WHAT THE TASK REQUIRES:
What appears in the data must be reproduced exactly.

WORKING DATA:
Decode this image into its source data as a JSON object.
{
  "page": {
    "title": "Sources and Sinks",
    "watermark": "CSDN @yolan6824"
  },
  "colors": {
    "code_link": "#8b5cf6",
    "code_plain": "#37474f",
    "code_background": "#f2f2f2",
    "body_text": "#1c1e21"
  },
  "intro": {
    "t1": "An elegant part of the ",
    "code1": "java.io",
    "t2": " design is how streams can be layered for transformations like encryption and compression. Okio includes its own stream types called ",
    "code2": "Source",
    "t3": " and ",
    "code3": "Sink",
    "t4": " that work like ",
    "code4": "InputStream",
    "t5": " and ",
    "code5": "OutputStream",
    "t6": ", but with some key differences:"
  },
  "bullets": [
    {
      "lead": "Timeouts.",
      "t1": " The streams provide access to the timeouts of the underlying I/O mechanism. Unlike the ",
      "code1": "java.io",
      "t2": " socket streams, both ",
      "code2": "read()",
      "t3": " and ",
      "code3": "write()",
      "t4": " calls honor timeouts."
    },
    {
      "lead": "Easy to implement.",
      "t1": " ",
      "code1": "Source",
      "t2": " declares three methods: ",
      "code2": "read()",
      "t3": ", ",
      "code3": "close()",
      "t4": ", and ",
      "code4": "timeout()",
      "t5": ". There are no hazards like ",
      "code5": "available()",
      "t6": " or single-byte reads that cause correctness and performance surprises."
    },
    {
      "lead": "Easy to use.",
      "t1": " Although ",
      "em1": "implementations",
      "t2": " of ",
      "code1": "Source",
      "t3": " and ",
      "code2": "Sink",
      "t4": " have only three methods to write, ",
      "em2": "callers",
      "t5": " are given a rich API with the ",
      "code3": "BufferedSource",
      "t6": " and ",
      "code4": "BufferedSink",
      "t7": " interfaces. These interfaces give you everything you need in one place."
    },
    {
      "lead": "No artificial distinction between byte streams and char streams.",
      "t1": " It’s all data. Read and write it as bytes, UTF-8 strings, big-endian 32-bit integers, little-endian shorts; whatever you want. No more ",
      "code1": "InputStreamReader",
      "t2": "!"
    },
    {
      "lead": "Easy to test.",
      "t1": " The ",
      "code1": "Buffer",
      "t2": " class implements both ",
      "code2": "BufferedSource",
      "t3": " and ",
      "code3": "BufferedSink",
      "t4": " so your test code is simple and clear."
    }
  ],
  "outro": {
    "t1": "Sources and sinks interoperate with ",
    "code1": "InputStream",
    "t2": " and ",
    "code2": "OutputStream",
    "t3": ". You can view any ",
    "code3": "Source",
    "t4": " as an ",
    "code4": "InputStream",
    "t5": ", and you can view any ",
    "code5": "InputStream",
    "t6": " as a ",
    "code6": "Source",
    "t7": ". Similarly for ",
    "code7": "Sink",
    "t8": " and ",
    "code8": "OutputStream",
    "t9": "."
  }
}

WRITTEN ANSWER:
Decode this image into its source data as a JSON object.
{
  "page": {
    "title": "Sources and Sinks",
    "watermark": "CSDN @yolan6824"
  },
  "colors": {
    "code_link": "#8b5cf6",
    "code_plain": "#37474f",
    "code_background": "#f2f2f2",
    "body_text": "#1c1e21"
  },
  "intro": {
    "t1": "An elegant part of the ",
    "code1": "java.io",
    "t2": " design is how streams can be layered for transformations like encryption and compression. Okio includes its own stream types called ",
    "code2": "Source",
    "t3": " and ",
    "code3": "Sink",
    "t4": " that work like ",
    "code4": "InputStream",
    "t5": " and ",
    "code5": "OutputStream",
    "t6": ", but with some key differences:"
  },
  "bullets": [
    {
      "lead": "Timeouts.",
      "t1": " The streams provide access to the timeouts of the underlying I/O mechanism. Unlike the ",
      "code1": "java.io",
      "t2": " socket streams, both ",
      "code2": "read()",
      "t3": " and ",
      "code3": "write()",
      "t4": " calls honor timeouts."
    },
    {
      "lead": "Easy to implement.",
      "t1": " ",
      "code1": "Source",
      "t2": " declares three methods: ",
      "code2": "read()",
      "t3": ", ",
      "code3": "close()",
      "t4": ", and ",
      "code4": "timeout()",
      "t5": ". There are no hazards like ",
      "code5": "available()",
      "t6": " or single-byte reads that cause correctness and performance surprises."
    },
    {
      "lead": "Easy to use.",
      "t1": " Although ",
      "em1": "implementations",
      "t2": " of ",
      "code1": "Source",
      "t3": " and ",
      "code2": "Sink",
      "t4": " have only three methods to write, ",
      "em2": "callers",
      "t5": " are given a rich API with the ",
      "code3": "BufferedSource",
      "t6": " and ",
      "code4": "BufferedSink",
      "t7": " interfaces. These interfaces give you everything you need in one place."
    },
    {
      "lead": "No artificial distinction between byte streams and char streams.",
      "t1": " It’s all data. Read and write it as bytes, UTF-8 strings, big-endian 32-bit integers, little-endian shorts; whatever you want. No more ",
      "code1": "InputStreamReader",
      "t2": "!"
    },
    {
      "lead": "Easy to test.",
      "t1": " The ",
      "code1": "Buffer",
      "t2": " class implements both ",
      "code2": "BufferedSource",
      "t3": " and ",
      "code3": "BufferedSink",
      "t4": " so your test code is simple and clear."
    }
  ],
  "outro": {
    "t1": "Sources and sinks interoperate with ",
    "code1": "InputStream",
    "t2": " and ",
    "code2": "OutputStream",
    "t3": ". You can view any ",
    "code3": "Source",
    "t4": " as an ",
    "code4": "InputStream",
    "t5": ", and you can view any ",
    "code5": "InputStream",
    "t6": " as a ",
    "code6": "Source",
    "t7": ". Similarly for ",
    "code7": "Sink",
    "t8": " and ",
    "code8": "OutputStream",
    "t9": "."
  }
}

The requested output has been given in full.